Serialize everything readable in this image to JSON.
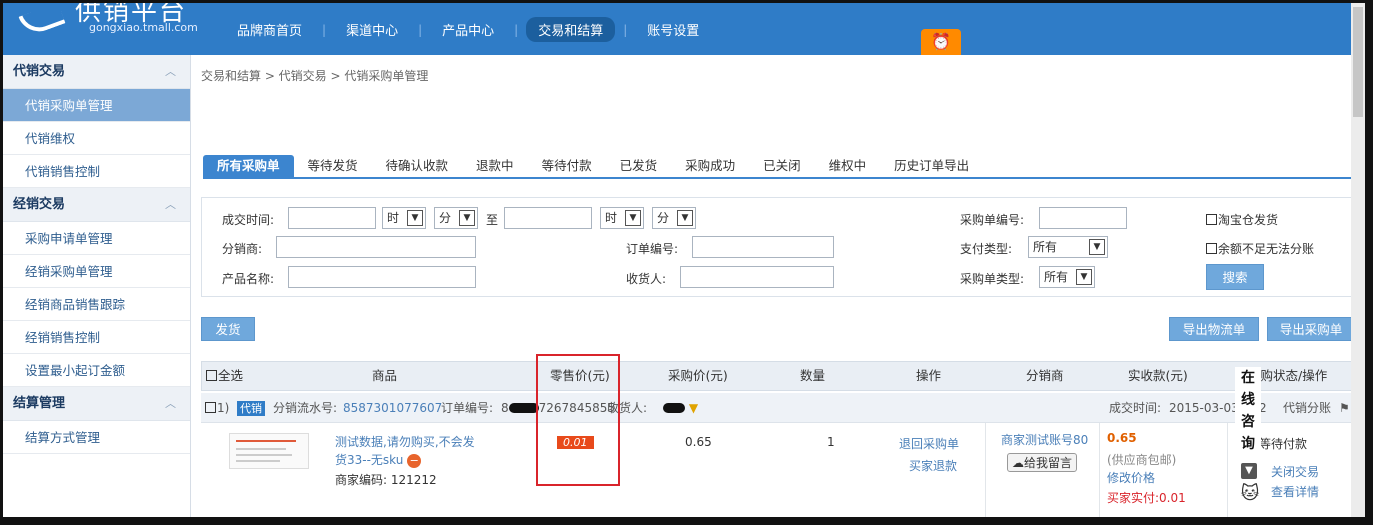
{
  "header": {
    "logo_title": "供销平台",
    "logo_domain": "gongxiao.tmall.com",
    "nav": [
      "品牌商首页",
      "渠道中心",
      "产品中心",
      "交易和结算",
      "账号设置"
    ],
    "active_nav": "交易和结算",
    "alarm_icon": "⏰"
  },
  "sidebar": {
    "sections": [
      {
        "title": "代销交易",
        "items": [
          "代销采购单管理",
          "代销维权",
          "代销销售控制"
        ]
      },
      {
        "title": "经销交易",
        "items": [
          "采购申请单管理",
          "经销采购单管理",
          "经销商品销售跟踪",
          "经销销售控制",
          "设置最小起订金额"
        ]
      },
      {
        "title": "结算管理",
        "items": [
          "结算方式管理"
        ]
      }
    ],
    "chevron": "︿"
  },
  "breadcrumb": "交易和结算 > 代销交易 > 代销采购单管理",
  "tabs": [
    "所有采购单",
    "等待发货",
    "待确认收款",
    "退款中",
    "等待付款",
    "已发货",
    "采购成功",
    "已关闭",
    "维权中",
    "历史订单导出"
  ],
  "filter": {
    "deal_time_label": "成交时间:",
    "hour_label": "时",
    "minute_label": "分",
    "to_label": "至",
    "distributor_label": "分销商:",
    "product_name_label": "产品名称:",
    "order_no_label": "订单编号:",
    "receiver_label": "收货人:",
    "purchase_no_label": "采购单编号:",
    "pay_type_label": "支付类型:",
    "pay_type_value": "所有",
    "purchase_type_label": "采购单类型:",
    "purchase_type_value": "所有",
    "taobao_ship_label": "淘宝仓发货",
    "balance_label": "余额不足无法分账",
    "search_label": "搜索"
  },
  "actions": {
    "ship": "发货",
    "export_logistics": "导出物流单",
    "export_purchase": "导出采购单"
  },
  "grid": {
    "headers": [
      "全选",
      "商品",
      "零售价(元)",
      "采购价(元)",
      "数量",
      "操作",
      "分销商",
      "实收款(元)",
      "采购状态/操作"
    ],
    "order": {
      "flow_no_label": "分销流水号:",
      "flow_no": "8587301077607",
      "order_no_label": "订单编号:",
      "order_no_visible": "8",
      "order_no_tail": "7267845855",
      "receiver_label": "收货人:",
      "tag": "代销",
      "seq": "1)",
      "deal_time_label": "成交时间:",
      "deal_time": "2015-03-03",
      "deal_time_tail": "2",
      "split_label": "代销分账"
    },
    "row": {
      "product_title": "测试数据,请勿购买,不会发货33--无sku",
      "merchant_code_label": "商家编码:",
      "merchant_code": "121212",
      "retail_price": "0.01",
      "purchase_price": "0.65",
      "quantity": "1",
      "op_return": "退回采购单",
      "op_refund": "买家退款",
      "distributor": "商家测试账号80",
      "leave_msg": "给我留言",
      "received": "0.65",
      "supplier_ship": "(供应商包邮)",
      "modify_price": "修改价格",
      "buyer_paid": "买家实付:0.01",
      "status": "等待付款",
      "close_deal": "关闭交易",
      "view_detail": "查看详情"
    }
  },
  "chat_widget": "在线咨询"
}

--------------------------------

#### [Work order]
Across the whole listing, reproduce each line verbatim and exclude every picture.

#### [Result]
Serialize everything readable in this image to JSON.
{
  "header": {
    "logo_title": "供销平台",
    "logo_domain": "gongxiao.tmall.com",
    "nav": [
      "品牌商首页",
      "渠道中心",
      "产品中心",
      "交易和结算",
      "账号设置"
    ],
    "active_nav": "交易和结算",
    "alarm_icon": "⏰"
  },
  "sidebar": {
    "sections": [
      {
        "title": "代销交易",
        "items": [
          "代销采购单管理",
          "代销维权",
          "代销销售控制"
        ]
      },
      {
        "title": "经销交易",
        "items": [
          "采购申请单管理",
          "经销采购单管理",
          "经销商品销售跟踪",
          "经销销售控制",
          "设置最小起订金额"
        ]
      },
      {
        "title": "结算管理",
        "items": [
          "结算方式管理"
        ]
      }
    ],
    "chevron": "︿"
  },
  "breadcrumb": "交易和结算 > 代销交易 > 代销采购单管理",
  "tabs": [
    "所有采购单",
    "等待发货",
    "待确认收款",
    "退款中",
    "等待付款",
    "已发货",
    "采购成功",
    "已关闭",
    "维权中",
    "历史订单导出"
  ],
  "filter": {
    "deal_time_label": "成交时间:",
    "hour_label": "时",
    "minute_label": "分",
    "to_label": "至",
    "distributor_label": "分销商:",
    "product_name_label": "产品名称:",
    "order_no_label": "订单编号:",
    "receiver_label": "收货人:",
    "purchase_no_label": "采购单编号:",
    "pay_type_label": "支付类型:",
    "pay_type_value": "所有",
    "purchase_type_label": "采购单类型:",
    "purchase_type_value": "所有",
    "taobao_ship_label": "淘宝仓发货",
    "balance_label": "余额不足无法分账",
    "search_label": "搜索"
  },
  "actions": {
    "ship": "发货",
    "export_logistics": "导出物流单",
    "export_purchase": "导出采购单"
  },
  "grid": {
    "headers": [
      "全选",
      "商品",
      "零售价(元)",
      "采购价(元)",
      "数量",
      "操作",
      "分销商",
      "实收款(元)",
      "采购状态/操作"
    ],
    "order": {
      "flow_no_label": "分销流水号:",
      "flow_no": "8587301077607",
      "order_no_label": "订单编号:",
      "order_no_visible": "8",
      "order_no_tail": "7267845855",
      "receiver_label": "收货人:",
      "tag": "代销",
      "seq": "1)",
      "deal_time_label": "成交时间:",
      "deal_time": "2015-03-03",
      "deal_time_tail": "2",
      "split_label": "代销分账"
    },
    "row": {
      "product_title": "测试数据,请勿购买,不会发货33--无sku",
      "merchant_code_label": "商家编码:",
      "merchant_code": "121212",
      "retail_price": "0.01",
      "purchase_price": "0.65",
      "quantity": "1",
      "op_return": "退回采购单",
      "op_refund": "买家退款",
      "distributor": "商家测试账号80",
      "leave_msg": "给我留言",
      "received": "0.65",
      "supplier_ship": "(供应商包邮)",
      "modify_price": "修改价格",
      "buyer_paid": "买家实付:0.01",
      "status": "等待付款",
      "close_deal": "关闭交易",
      "view_detail": "查看详情"
    }
  },
  "chat_widget": "在线咨询"
}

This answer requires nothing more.